[Start of section]

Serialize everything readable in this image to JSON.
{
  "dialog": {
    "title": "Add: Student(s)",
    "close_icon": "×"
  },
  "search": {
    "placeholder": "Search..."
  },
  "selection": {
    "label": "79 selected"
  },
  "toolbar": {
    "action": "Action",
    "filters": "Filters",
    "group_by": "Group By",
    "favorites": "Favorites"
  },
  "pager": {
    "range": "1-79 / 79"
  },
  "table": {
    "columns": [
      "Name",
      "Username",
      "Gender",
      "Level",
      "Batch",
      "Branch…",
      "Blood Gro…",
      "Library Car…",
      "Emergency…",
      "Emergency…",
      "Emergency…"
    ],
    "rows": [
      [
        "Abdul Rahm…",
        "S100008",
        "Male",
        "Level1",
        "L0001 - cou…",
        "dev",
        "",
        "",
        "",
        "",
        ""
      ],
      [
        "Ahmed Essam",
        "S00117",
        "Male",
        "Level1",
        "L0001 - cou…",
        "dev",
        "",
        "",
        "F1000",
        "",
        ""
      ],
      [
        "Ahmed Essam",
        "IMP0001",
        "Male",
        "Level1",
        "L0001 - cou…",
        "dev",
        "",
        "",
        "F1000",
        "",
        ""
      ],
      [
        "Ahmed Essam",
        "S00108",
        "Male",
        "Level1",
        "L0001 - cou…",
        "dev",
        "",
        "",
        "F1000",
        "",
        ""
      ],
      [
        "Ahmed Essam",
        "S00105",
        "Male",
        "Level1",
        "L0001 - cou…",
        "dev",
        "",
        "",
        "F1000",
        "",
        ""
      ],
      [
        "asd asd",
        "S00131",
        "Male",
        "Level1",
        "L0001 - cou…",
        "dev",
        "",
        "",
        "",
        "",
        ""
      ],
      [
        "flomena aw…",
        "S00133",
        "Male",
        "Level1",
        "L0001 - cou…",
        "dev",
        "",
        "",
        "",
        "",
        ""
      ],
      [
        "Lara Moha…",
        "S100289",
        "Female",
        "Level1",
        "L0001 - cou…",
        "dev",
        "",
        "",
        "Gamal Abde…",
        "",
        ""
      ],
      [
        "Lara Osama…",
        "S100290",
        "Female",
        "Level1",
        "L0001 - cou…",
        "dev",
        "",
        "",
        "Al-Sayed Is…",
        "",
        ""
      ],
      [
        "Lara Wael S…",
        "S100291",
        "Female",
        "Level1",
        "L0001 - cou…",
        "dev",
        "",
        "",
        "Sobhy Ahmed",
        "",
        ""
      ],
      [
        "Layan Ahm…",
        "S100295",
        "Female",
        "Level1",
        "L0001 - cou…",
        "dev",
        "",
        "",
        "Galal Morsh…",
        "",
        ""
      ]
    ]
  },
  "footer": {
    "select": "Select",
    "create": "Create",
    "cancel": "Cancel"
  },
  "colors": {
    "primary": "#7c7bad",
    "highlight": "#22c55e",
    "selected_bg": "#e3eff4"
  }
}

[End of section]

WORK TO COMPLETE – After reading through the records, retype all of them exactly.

RESULT FOR THIS EXERCISE –
Serialize everything readable in this image to JSON.
{
  "dialog": {
    "title": "Add: Student(s)",
    "close_icon": "×"
  },
  "search": {
    "placeholder": "Search..."
  },
  "selection": {
    "label": "79 selected"
  },
  "toolbar": {
    "action": "Action",
    "filters": "Filters",
    "group_by": "Group By",
    "favorites": "Favorites"
  },
  "pager": {
    "range": "1-79 / 79"
  },
  "table": {
    "columns": [
      "Name",
      "Username",
      "Gender",
      "Level",
      "Batch",
      "Branch…",
      "Blood Gro…",
      "Library Car…",
      "Emergency…",
      "Emergency…",
      "Emergency…"
    ],
    "rows": [
      [
        "Abdul Rahm…",
        "S100008",
        "Male",
        "Level1",
        "L0001 - cou…",
        "dev",
        "",
        "",
        "",
        "",
        ""
      ],
      [
        "Ahmed Essam",
        "S00117",
        "Male",
        "Level1",
        "L0001 - cou…",
        "dev",
        "",
        "",
        "F1000",
        "",
        ""
      ],
      [
        "Ahmed Essam",
        "IMP0001",
        "Male",
        "Level1",
        "L0001 - cou…",
        "dev",
        "",
        "",
        "F1000",
        "",
        ""
      ],
      [
        "Ahmed Essam",
        "S00108",
        "Male",
        "Level1",
        "L0001 - cou…",
        "dev",
        "",
        "",
        "F1000",
        "",
        ""
      ],
      [
        "Ahmed Essam",
        "S00105",
        "Male",
        "Level1",
        "L0001 - cou…",
        "dev",
        "",
        "",
        "F1000",
        "",
        ""
      ],
      [
        "asd asd",
        "S00131",
        "Male",
        "Level1",
        "L0001 - cou…",
        "dev",
        "",
        "",
        "",
        "",
        ""
      ],
      [
        "flomena aw…",
        "S00133",
        "Male",
        "Level1",
        "L0001 - cou…",
        "dev",
        "",
        "",
        "",
        "",
        ""
      ],
      [
        "Lara Moha…",
        "S100289",
        "Female",
        "Level1",
        "L0001 - cou…",
        "dev",
        "",
        "",
        "Gamal Abde…",
        "",
        ""
      ],
      [
        "Lara Osama…",
        "S100290",
        "Female",
        "Level1",
        "L0001 - cou…",
        "dev",
        "",
        "",
        "Al-Sayed Is…",
        "",
        ""
      ],
      [
        "Lara Wael S…",
        "S100291",
        "Female",
        "Level1",
        "L0001 - cou…",
        "dev",
        "",
        "",
        "Sobhy Ahmed",
        "",
        ""
      ],
      [
        "Layan Ahm…",
        "S100295",
        "Female",
        "Level1",
        "L0001 - cou…",
        "dev",
        "",
        "",
        "Galal Morsh…",
        "",
        ""
      ]
    ]
  },
  "footer": {
    "select": "Select",
    "create": "Create",
    "cancel": "Cancel"
  },
  "colors": {
    "primary": "#7c7bad",
    "highlight": "#22c55e",
    "selected_bg": "#e3eff4"
  }
}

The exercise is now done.